***** SUPPLIED RECORDS
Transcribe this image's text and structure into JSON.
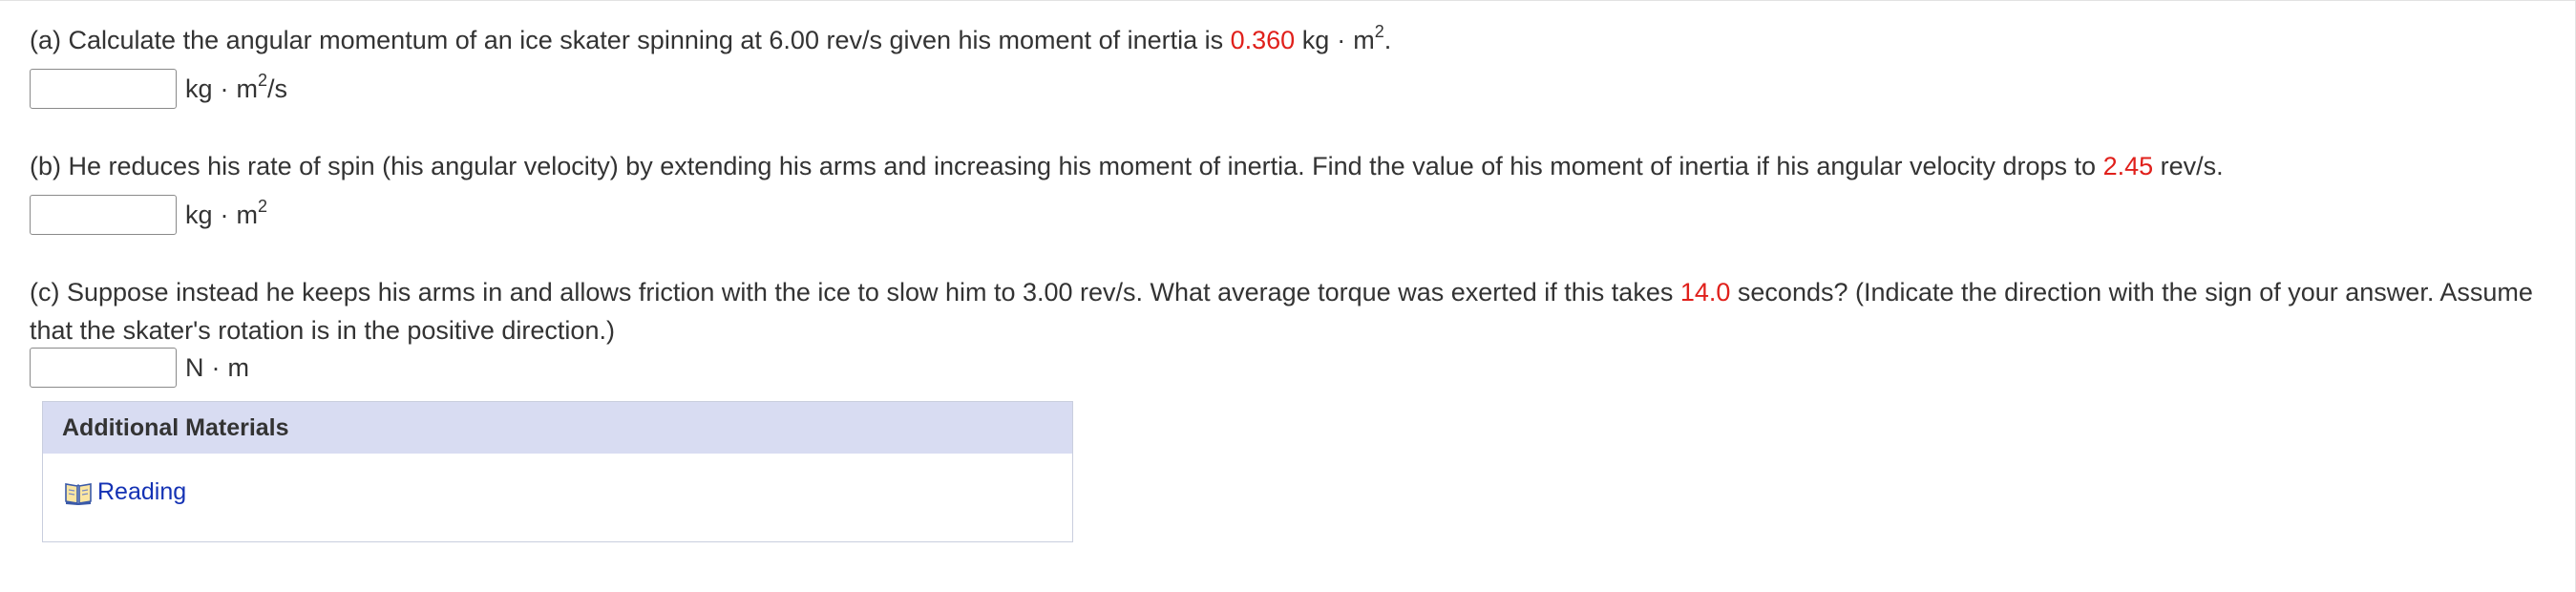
{
  "part_a": {
    "prefix": "(a) Calculate the angular momentum of an ice skater spinning at 6.00 rev/s given his moment of inertia is ",
    "value": "0.360",
    "unit_kg": "kg",
    "dot": "·",
    "unit_m": "m",
    "exponent": "2",
    "suffix": ".",
    "answer_value": "",
    "answer_unit_kg": "kg",
    "answer_unit_dot": "·",
    "answer_unit_m": "m",
    "answer_unit_exp": "2",
    "answer_unit_tail": "/s"
  },
  "part_b": {
    "prefix": "(b) He reduces his rate of spin (his angular velocity) by extending his arms and increasing his moment of inertia. Find the value of his moment of inertia if his angular velocity drops to ",
    "value": "2.45",
    "suffix": " rev/s.",
    "answer_value": "",
    "answer_unit_kg": "kg",
    "answer_unit_dot": "·",
    "answer_unit_m": "m",
    "answer_unit_exp": "2"
  },
  "part_c": {
    "prefix": "(c) Suppose instead he keeps his arms in and allows friction with the ice to slow him to 3.00 rev/s. What average torque was exerted if this takes ",
    "value": "14.0",
    "suffix": " seconds? (Indicate the direction with the sign of your answer. Assume that the skater's rotation is in the positive direction.)",
    "answer_value": "",
    "answer_unit_n": "N",
    "answer_unit_dot": "·",
    "answer_unit_m": "m"
  },
  "additional_materials": {
    "title": "Additional Materials",
    "reading_label": "Reading",
    "icon": "book-icon"
  },
  "colors": {
    "highlight_value": "#e0201b",
    "link": "#1432b4",
    "header_bg": "#d8dcf2"
  }
}
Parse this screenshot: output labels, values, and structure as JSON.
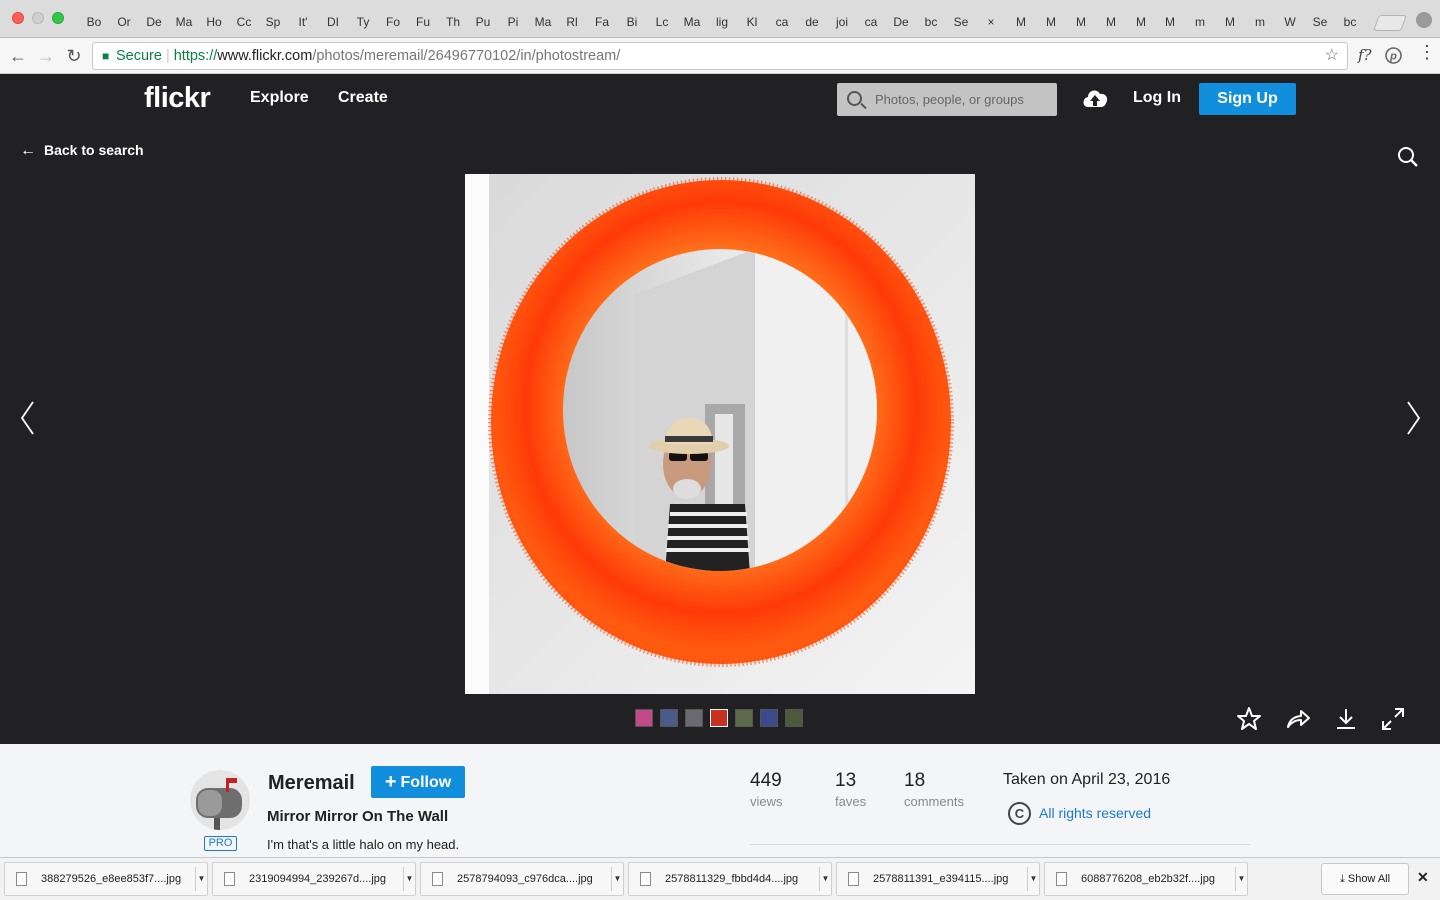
{
  "browser": {
    "tabs": [
      "Bo",
      "Or",
      "De",
      "Ma",
      "Ho",
      "Cc",
      "Sp",
      "It'",
      "DI",
      "Ty",
      "Fo",
      "Fu",
      "Th",
      "Pu",
      "Pi",
      "Ma",
      "Rl",
      "Fa",
      "Bi",
      "Lc",
      "Ma",
      "lig",
      "Kl",
      "ca",
      "de",
      "joi",
      "ca",
      "De",
      "bc",
      "Se",
      "×",
      "M",
      "M",
      "M",
      "M",
      "M",
      "M",
      "m",
      "M",
      "m",
      "W",
      "Se",
      "bc"
    ],
    "active_tab_index": 30,
    "url": {
      "secure_label": "Secure",
      "protocol": "https://",
      "host": "www.flickr.com",
      "path": "/photos/meremail/26496770102/in/photostream/"
    },
    "extensions": [
      "f?",
      "pinterest-icon",
      "more-icon"
    ]
  },
  "flickr": {
    "logo": "flickr",
    "nav_explore": "Explore",
    "nav_create": "Create",
    "search_placeholder": "Photos, people, or groups",
    "login": "Log In",
    "signup": "Sign Up",
    "back_label": "Back to search",
    "accent_color": "#128fdc"
  },
  "photo": {
    "owner": "Meremail",
    "pro_badge": "PRO",
    "follow_label": "Follow",
    "title": "Mirror Mirror On The Wall",
    "description": "I'm that's a little halo on my head.",
    "views": "449",
    "views_label": "views",
    "faves": "13",
    "faves_label": "faves",
    "comments": "18",
    "comments_label": "comments",
    "taken": "Taken on April 23, 2016",
    "rights": "All rights reserved",
    "thumbnails": 7
  },
  "downloads": {
    "items": [
      "388279526_e8ee853f7....jpg",
      "2319094994_239267d....jpg",
      "2578794093_c976dca....jpg",
      "2578811329_fbbd4d4....jpg",
      "2578811391_e394115....jpg",
      "6088776208_eb2b32f....jpg"
    ],
    "show_all": "Show All"
  }
}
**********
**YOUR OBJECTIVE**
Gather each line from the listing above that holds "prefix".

**RESPONSE FOR THIS EXERCISE**
    "prefix": "(a) Calculate the angular momentum of an ice skater spinning at 6.00 rev/s given his moment of inertia is ",
    "prefix": "(b) He reduces his rate of spin (his angular velocity) by extending his arms and increasing his moment of inertia. Find the value of his moment of inertia if his angular velocity drops to ",
    "prefix": "(c) Suppose instead he keeps his arms in and allows friction with the ice to slow him to 3.00 rev/s. What average torque was exerted if this takes ",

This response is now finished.